It is true that the Clinton presidency in participating via NATO in the Kosovo War proceeded also to embark on a non-defensive war without authorisation for somewhat similar reasons as any resolution proposing use of force was sure to be vetoed by Russia and China. The Kosovo precedent evoked concern, but also a sense of achievement.
The Kosovo undertaking was justified at the time on moral grounds of imminent genocide, on political grounds as enjoying support from almost all of Kosovo's European neighbours and as being militarily feasible at a reasonable cost and productive of zero casualties among the intervening forces, and on historical grounds as having been perceived as generally beneficial to the threatened population.
In effect, the legitimacy of the war was allowed to offset the absence of legality.
Redrawing the red lines
The question raised is whether from an overall perspective, the red line of international law at stake in Syria is more like Iraq or Kosovo/Libya. It is unlike Iraq in the sense that there is an ongoing unresolved civil war that is actively destabilising the region, severe "Crimes Against Humanity" are being committed by the regime, and no end of the violence is in sight give the relative strength of the two sides.
It is, however, unlike Kosovo/Libya as there are proxy participants on both sides, the Damascus regime despite its behaviour maintains considerable internal support while the opposition is viewed with deep suspicion as to its democratic credentials, its inclusiveness and its respect for minorities.
In a sense, each conflict must be assessed within its own context, which should raise for discussion whether the red lines of international law and UN authority should be crossed in this instance on behalf of the blue lines of legitimacy (saving a vulnerable people from a humanitarian catastrophe) and white lines of feasibility (likelihood of success with minimum loss of life and high probability of positive net effects).
Finally, it can be argued that the changing nature of conflict has made the red line embedded in the UN Charter obsolete, given the kind of terrorist attacks since 9/11 leading to the global "war on terror" waged on a battlefield without national limits and increasingly doing the killing via robotic warfare.
Ideas of deterrence, containment and defence seem almost irrelevant in relation to security polity when the perceived assailants are individuals operating in non-territorial networks and exhibiting a readiness to die to complete the mission. As matters are proceeding, the policy about force is being formulated without bothering with the red lines of international law and the UN, giving us back the world of unregulated sovereign states and extremist non-states essentially deciding on their own when war is permissible.
Such normative chaos in a world where already nine countries possess nuclear weapons seems like a prescription for species suicide. Never has the world more needed red lines that are drawn by major states, and upheld by them out of the realisation that the national interest has also merged with the global interest.
What is strange is that Obama talks the talk, but seems unwilling to walk the walk. Such a disjunction invites cynicism about law and morality and induces despair on the part of those of us who believe the world we inhabit badly needs red lines, but the right red lines.

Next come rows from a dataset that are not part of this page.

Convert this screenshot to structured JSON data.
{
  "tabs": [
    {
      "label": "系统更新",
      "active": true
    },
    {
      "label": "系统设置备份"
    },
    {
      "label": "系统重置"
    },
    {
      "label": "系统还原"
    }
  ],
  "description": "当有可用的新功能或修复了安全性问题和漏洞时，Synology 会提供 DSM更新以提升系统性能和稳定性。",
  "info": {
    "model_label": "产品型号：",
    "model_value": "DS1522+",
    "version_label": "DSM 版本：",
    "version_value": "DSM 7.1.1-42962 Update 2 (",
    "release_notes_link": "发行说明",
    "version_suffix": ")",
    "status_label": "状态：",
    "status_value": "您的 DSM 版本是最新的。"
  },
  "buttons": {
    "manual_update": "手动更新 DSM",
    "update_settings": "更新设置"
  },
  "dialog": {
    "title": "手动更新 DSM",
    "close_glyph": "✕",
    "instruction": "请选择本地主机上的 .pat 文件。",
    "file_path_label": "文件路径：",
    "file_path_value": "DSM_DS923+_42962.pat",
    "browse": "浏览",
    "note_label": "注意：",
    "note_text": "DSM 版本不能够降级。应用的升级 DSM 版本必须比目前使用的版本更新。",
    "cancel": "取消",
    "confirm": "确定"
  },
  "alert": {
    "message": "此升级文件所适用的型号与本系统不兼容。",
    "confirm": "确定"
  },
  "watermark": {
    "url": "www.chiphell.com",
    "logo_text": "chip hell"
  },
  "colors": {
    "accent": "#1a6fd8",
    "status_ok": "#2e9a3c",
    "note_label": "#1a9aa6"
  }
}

Redrawing the red lines that fit the realities of our world and keep alive hopes for peace and justice should be the great diplomatic undertaking of our time, the visionary projects of leading diplomats whose imaginative gaze extends beyond addressing immediate threats. The old red lines have been cast aside in contemplating what to do in relation to Syria, but without trying to establish new red lines that can serve humanity well in our disorienting century.
Richard Falk is Albert G Milbank Professor Emeritus of International Law at Princeton University and Visiting Distinguished Professor in Global and International Studies at the University of California, Santa Barbara.